**Task instructions**
Search the entries for the word "Read" and copy each line that has it.
=-=-=
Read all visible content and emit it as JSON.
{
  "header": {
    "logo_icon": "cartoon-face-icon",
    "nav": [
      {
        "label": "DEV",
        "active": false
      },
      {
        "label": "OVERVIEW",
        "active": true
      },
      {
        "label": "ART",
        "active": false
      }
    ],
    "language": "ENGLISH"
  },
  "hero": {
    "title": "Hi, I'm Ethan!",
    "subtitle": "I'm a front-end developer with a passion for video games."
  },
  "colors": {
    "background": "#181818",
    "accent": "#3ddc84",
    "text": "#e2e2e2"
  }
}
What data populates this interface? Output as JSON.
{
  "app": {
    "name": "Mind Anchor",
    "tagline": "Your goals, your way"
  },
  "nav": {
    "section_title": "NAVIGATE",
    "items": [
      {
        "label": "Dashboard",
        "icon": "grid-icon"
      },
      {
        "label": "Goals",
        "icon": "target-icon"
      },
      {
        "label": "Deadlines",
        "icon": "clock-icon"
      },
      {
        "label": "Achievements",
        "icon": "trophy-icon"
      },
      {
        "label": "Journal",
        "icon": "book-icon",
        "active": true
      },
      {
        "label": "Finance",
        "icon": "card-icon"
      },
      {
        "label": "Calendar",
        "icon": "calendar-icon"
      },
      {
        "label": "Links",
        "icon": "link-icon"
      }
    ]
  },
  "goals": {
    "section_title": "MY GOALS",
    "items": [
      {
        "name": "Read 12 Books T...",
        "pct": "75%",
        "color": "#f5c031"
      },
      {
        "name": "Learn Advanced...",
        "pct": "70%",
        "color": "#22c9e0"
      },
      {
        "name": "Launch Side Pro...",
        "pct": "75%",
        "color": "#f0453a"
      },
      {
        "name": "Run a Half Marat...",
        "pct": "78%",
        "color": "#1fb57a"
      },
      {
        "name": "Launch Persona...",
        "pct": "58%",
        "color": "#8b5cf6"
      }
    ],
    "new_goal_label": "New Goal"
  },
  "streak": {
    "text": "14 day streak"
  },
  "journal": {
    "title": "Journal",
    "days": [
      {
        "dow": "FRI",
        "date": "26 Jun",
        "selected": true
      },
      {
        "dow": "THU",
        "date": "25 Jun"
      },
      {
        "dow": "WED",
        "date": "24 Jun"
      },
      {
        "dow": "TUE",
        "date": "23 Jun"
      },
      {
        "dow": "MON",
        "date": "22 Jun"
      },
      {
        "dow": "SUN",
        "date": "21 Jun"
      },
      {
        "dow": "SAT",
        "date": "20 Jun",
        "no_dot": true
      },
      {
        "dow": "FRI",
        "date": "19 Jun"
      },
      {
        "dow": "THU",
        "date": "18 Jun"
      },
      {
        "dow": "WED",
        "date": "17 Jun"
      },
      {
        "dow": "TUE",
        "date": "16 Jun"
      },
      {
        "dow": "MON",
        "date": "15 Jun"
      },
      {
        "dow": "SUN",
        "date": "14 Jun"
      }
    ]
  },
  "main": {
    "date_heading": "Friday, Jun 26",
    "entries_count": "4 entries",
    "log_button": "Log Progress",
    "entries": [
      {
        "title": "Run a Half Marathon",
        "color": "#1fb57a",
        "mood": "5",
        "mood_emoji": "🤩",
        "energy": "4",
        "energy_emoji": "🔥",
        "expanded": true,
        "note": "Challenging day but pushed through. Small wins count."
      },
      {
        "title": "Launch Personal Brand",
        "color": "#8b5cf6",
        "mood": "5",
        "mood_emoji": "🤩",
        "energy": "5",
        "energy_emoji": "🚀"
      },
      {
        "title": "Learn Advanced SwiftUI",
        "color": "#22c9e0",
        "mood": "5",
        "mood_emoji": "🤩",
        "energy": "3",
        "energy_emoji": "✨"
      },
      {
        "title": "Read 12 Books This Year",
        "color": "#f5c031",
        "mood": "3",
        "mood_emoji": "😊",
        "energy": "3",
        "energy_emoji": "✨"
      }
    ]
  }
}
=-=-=
**Task result**
Read all visible content and emit it as JSON.
        "name": "Read 12 Books T...",
        "title": "Read 12 Books This Year",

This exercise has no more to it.